§ **Your goal**: When you copy the entries, keep every word exactly as it is and drop the images.

§ **Dataset content**:
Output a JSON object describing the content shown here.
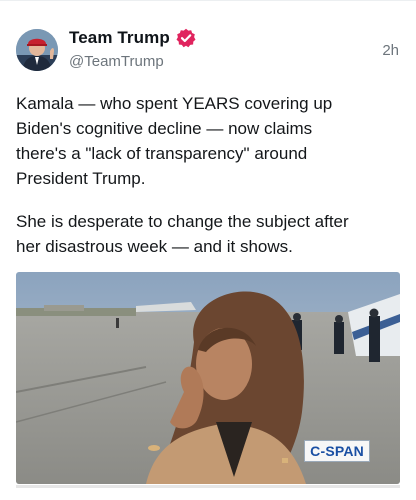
{
  "post": {
    "author": {
      "display_name": "Team Trump",
      "handle": "@TeamTrump",
      "verified_icon": "verified-badge-icon",
      "verified_color": "#e0245e"
    },
    "timestamp": "2h",
    "body": {
      "paragraph_1": "Kamala — who spent YEARS covering up\nBiden's cognitive decline — now claims\nthere's a \"lack of transparency\" around\nPresident Trump.",
      "paragraph_2": "She is desperate to change the subject after\nher disastrous week — and it shows."
    },
    "media": {
      "type": "video-still",
      "watermark": "C-SPAN"
    }
  }
}
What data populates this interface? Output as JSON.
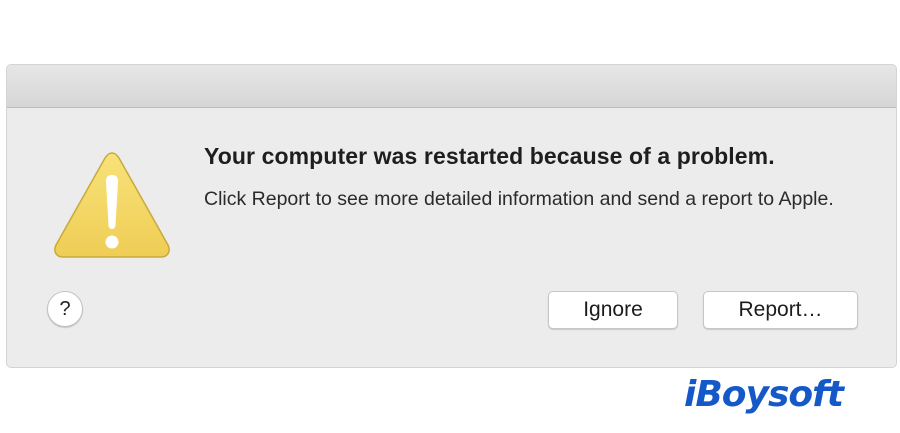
{
  "dialog": {
    "title": "Your computer was restarted because of a problem.",
    "message": "Click Report to see more detailed information and send a report to Apple.",
    "help_label": "?",
    "ignore_label": "Ignore",
    "report_label": "Report…",
    "icon": "warning-triangle-icon"
  },
  "watermark": {
    "text": "iBoysoft"
  },
  "colors": {
    "dialog_bg": "#ececec",
    "warning_yellow": "#f3d762",
    "brand_blue": "#1559c9"
  }
}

§ **Response area**:
Output a JSON object describing the content shown here.
{
  "post": {
    "author": {
      "display_name": "Team Trump",
      "handle": "@TeamTrump",
      "verified_icon": "verified-badge-icon",
      "verified_color": "#e0245e"
    },
    "timestamp": "2h",
    "body": {
      "paragraph_1": "Kamala — who spent YEARS covering up\nBiden's cognitive decline — now claims\nthere's a \"lack of transparency\" around\nPresident Trump.",
      "paragraph_2": "She is desperate to change the subject after\nher disastrous week — and it shows."
    },
    "media": {
      "type": "video-still",
      "watermark": "C-SPAN"
    }
  }
}
What data populates this interface? Output as JSON.
{
  "dialog": {
    "title": "Your computer was restarted because of a problem.",
    "message": "Click Report to see more detailed information and send a report to Apple.",
    "help_label": "?",
    "ignore_label": "Ignore",
    "report_label": "Report…",
    "icon": "warning-triangle-icon"
  },
  "watermark": {
    "text": "iBoysoft"
  },
  "colors": {
    "dialog_bg": "#ececec",
    "warning_yellow": "#f3d762",
    "brand_blue": "#1559c9"
  }
}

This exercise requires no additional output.